**Aim of the exercise**. Each entry below must be repeated exactly. Leave the pictures out of it.

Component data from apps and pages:
----
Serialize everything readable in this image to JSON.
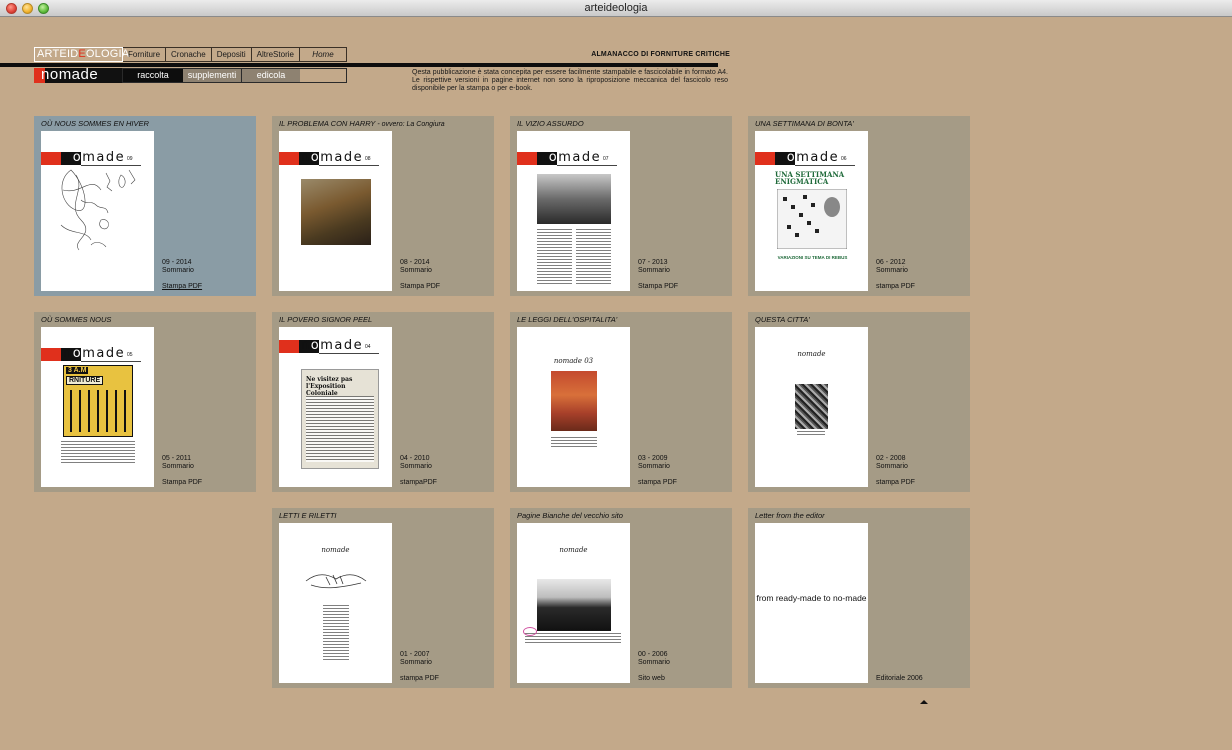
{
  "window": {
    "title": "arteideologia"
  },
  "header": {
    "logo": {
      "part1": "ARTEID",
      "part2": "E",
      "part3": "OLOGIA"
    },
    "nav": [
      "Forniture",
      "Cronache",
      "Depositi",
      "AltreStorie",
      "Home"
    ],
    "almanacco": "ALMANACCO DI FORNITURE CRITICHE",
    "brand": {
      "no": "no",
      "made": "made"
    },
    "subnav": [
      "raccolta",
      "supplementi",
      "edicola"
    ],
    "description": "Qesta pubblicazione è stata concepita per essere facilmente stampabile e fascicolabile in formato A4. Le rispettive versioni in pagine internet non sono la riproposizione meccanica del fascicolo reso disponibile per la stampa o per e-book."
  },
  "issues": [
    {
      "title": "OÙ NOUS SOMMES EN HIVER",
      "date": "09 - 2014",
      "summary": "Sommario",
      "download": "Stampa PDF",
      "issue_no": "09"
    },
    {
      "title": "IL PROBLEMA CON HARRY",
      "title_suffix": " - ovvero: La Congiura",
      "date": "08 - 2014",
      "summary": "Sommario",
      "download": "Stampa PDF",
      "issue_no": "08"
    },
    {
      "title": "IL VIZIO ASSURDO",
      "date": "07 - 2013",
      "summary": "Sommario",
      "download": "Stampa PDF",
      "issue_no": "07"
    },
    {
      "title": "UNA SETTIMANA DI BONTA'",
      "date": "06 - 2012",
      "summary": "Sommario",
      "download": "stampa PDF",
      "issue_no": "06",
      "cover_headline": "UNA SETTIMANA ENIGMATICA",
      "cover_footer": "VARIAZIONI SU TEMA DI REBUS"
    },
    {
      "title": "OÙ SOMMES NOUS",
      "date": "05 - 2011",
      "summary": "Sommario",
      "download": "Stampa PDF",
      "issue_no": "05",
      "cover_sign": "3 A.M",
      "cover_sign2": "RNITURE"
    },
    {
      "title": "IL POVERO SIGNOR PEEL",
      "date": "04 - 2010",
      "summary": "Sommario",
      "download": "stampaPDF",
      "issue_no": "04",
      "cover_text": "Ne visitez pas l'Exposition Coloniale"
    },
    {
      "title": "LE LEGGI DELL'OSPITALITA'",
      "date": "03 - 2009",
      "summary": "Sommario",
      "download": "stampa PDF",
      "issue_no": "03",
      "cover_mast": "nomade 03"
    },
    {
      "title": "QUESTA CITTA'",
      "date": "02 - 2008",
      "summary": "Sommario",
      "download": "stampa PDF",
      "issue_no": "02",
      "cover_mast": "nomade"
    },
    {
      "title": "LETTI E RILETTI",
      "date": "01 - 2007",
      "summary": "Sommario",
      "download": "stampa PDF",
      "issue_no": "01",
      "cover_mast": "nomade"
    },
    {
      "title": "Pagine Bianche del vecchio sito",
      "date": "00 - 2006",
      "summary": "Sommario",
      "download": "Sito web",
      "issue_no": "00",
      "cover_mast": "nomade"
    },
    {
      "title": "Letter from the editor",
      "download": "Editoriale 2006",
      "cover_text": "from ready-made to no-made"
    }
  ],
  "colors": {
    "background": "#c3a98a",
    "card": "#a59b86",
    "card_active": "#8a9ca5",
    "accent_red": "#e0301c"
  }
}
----
**Your solution**.
Serialize everything readable in this image to JSON.
{
  "window": {
    "title": "arteideologia"
  },
  "header": {
    "logo": {
      "part1": "ARTEID",
      "part2": "E",
      "part3": "OLOGIA"
    },
    "nav": [
      "Forniture",
      "Cronache",
      "Depositi",
      "AltreStorie",
      "Home"
    ],
    "almanacco": "ALMANACCO DI FORNITURE CRITICHE",
    "brand": {
      "no": "no",
      "made": "made"
    },
    "subnav": [
      "raccolta",
      "supplementi",
      "edicola"
    ],
    "description": "Qesta pubblicazione è stata concepita per essere facilmente stampabile e fascicolabile in formato A4. Le rispettive versioni in pagine internet non sono la riproposizione meccanica del fascicolo reso disponibile per la stampa o per e-book."
  },
  "issues": [
    {
      "title": "OÙ NOUS SOMMES EN HIVER",
      "date": "09 - 2014",
      "summary": "Sommario",
      "download": "Stampa PDF",
      "issue_no": "09"
    },
    {
      "title": "IL PROBLEMA CON HARRY",
      "title_suffix": " - ovvero: La Congiura",
      "date": "08 - 2014",
      "summary": "Sommario",
      "download": "Stampa PDF",
      "issue_no": "08"
    },
    {
      "title": "IL VIZIO ASSURDO",
      "date": "07 - 2013",
      "summary": "Sommario",
      "download": "Stampa PDF",
      "issue_no": "07"
    },
    {
      "title": "UNA SETTIMANA DI BONTA'",
      "date": "06 - 2012",
      "summary": "Sommario",
      "download": "stampa PDF",
      "issue_no": "06",
      "cover_headline": "UNA SETTIMANA ENIGMATICA",
      "cover_footer": "VARIAZIONI SU TEMA DI REBUS"
    },
    {
      "title": "OÙ SOMMES NOUS",
      "date": "05 - 2011",
      "summary": "Sommario",
      "download": "Stampa PDF",
      "issue_no": "05",
      "cover_sign": "3 A.M",
      "cover_sign2": "RNITURE"
    },
    {
      "title": "IL POVERO SIGNOR PEEL",
      "date": "04 - 2010",
      "summary": "Sommario",
      "download": "stampaPDF",
      "issue_no": "04",
      "cover_text": "Ne visitez pas l'Exposition Coloniale"
    },
    {
      "title": "LE LEGGI DELL'OSPITALITA'",
      "date": "03 - 2009",
      "summary": "Sommario",
      "download": "stampa PDF",
      "issue_no": "03",
      "cover_mast": "nomade 03"
    },
    {
      "title": "QUESTA CITTA'",
      "date": "02 - 2008",
      "summary": "Sommario",
      "download": "stampa PDF",
      "issue_no": "02",
      "cover_mast": "nomade"
    },
    {
      "title": "LETTI E RILETTI",
      "date": "01 - 2007",
      "summary": "Sommario",
      "download": "stampa PDF",
      "issue_no": "01",
      "cover_mast": "nomade"
    },
    {
      "title": "Pagine Bianche del vecchio sito",
      "date": "00 - 2006",
      "summary": "Sommario",
      "download": "Sito web",
      "issue_no": "00",
      "cover_mast": "nomade"
    },
    {
      "title": "Letter from the editor",
      "download": "Editoriale 2006",
      "cover_text": "from ready-made to no-made"
    }
  ],
  "colors": {
    "background": "#c3a98a",
    "card": "#a59b86",
    "card_active": "#8a9ca5",
    "accent_red": "#e0301c"
  }
}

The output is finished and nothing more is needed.